* [TASK INSTRUCTIONS] Could you please find each line in the records that contains the word "problems" and copy it?

* [EXTRACTED ENTRIES]
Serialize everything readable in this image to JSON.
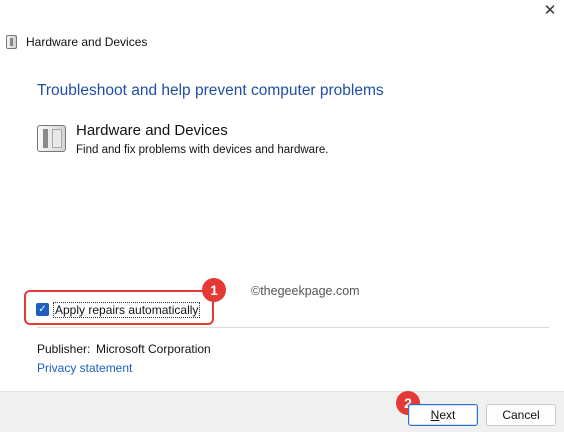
{
  "window": {
    "close_glyph": "✕",
    "title": "Hardware and Devices"
  },
  "main": {
    "heading": "Troubleshoot and help prevent computer problems",
    "item_title": "Hardware and Devices",
    "item_description": "Find and fix problems with devices and hardware."
  },
  "watermark": "©thegeekpage.com",
  "annotations": [
    {
      "number": "1"
    },
    {
      "number": "2"
    }
  ],
  "options": {
    "apply_repairs_label": "Apply repairs automatically",
    "apply_repairs_checked": true
  },
  "info": {
    "publisher_label": "Publisher:",
    "publisher_value": "Microsoft Corporation",
    "privacy_link": "Privacy statement"
  },
  "footer": {
    "next_label_rest": "ext",
    "next_label_accel": "N",
    "cancel_label": "Cancel"
  },
  "colors": {
    "accent": "#1f5fbf",
    "heading": "#1e4fa3",
    "annotation": "#e53935"
  },
  "icons": {
    "title_icon": "hardware-devices-icon",
    "item_icon": "hardware-devices-icon",
    "checkmark": "✓"
  }
}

* [FINISHED TASK]
    "heading": "Troubleshoot and help prevent computer problems",
    "item_description": "Find and fix problems with devices and hardware."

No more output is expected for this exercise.